A couple of weeks ago we canceled our cable TV service after our fourth cable box in as many years malfunctioned… again. We decided to give streaming video a try. This is how to watch TV and movies in the 21st century without the constraints of cable or satellite TV—as long as you do not need to watch TV shows on their broadcast dates.
Several tech companies bet that there is an unfulfilled market for streaming TV and movies and gaming. And that the market will grow.
Decades ago many households started to record their favorite TV shows and not watch them live. They used video cassette recorders (VCRs) and Sony BetaMax machines. Many later upgraded to CD/DVD, and then to digital video recorders (DVRs).
Today there is no need to record videos. Streaming video technology and “cloud” storage allow nearly instant access to tens of thousands of videos. A subscription service keeps track of the videos you watch, as well as your wish list. All you need is a High Definition (HD) TV and an Internet connection. If you have a “smart TV” with a built-in Internet connection, you can use a USB stick, a game player (e.g., Microsoft XBox, Sony PlayStation or Nintendo) or a small “box” device. If you lack a smart TV, game player or box will do.

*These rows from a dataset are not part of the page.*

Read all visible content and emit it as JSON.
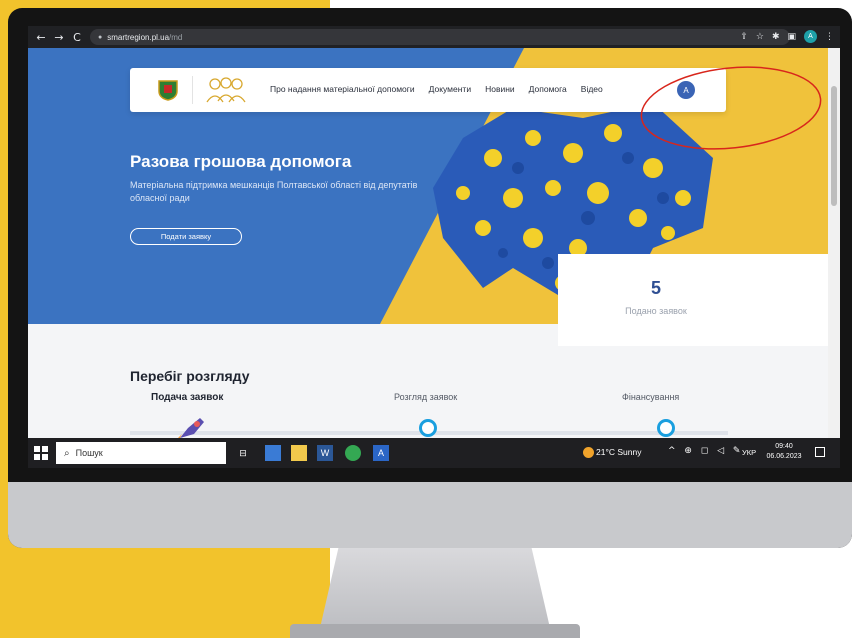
{
  "browser": {
    "back": "←",
    "forward": "→",
    "reload": "C",
    "url_host": "smartregion.pl.ua",
    "url_path": "/md",
    "profile_letter": "A"
  },
  "site": {
    "nav": [
      {
        "label": "Про надання матеріальної допомоги"
      },
      {
        "label": "Документи"
      },
      {
        "label": "Новини"
      },
      {
        "label": "Допомога"
      },
      {
        "label": "Відео"
      }
    ],
    "avatar_letter": "A",
    "hero": {
      "title": "Разова грошова допомога",
      "subtitle": "Матеріальна підтримка мешканців Полтавської області від депутатів обласної ради",
      "button": "Подати заявку"
    },
    "stats": {
      "count": "5",
      "label": "Подано заявок"
    },
    "progress": {
      "title": "Перебіг розгляду",
      "steps": [
        {
          "label": "Подача заявок"
        },
        {
          "label": "Розгляд заявок"
        },
        {
          "label": "Фінансування"
        }
      ]
    }
  },
  "taskbar": {
    "search_placeholder": "Пошук",
    "weather": "21°C  Sunny",
    "language": "УКР",
    "time": "09:40",
    "date": "06.06.2023"
  },
  "colors": {
    "hero_blue": "#3b73c1",
    "hero_yellow": "#f0c23b",
    "accent": "#2f4f93",
    "annotation": "#d8261c"
  }
}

A remote control, smartphone or tablet lets you choose what to watch. Some services even allow voice commands—in direct competition with “on demand” cable services. Streaming video services charge a nominal subscription fee and/or “pay per view” fee, the total cost is more affordable than cable or satellite TV.
Amazon, Roku, Google and Apple all offer small streaming video connection devices (USB sticks or small boxes) and streaming content libraries. Amazon’s Fire TV and Roku’s Streaming Stick are the latest market offerings.
Read CNET’s take on how these four device/service combinations compare.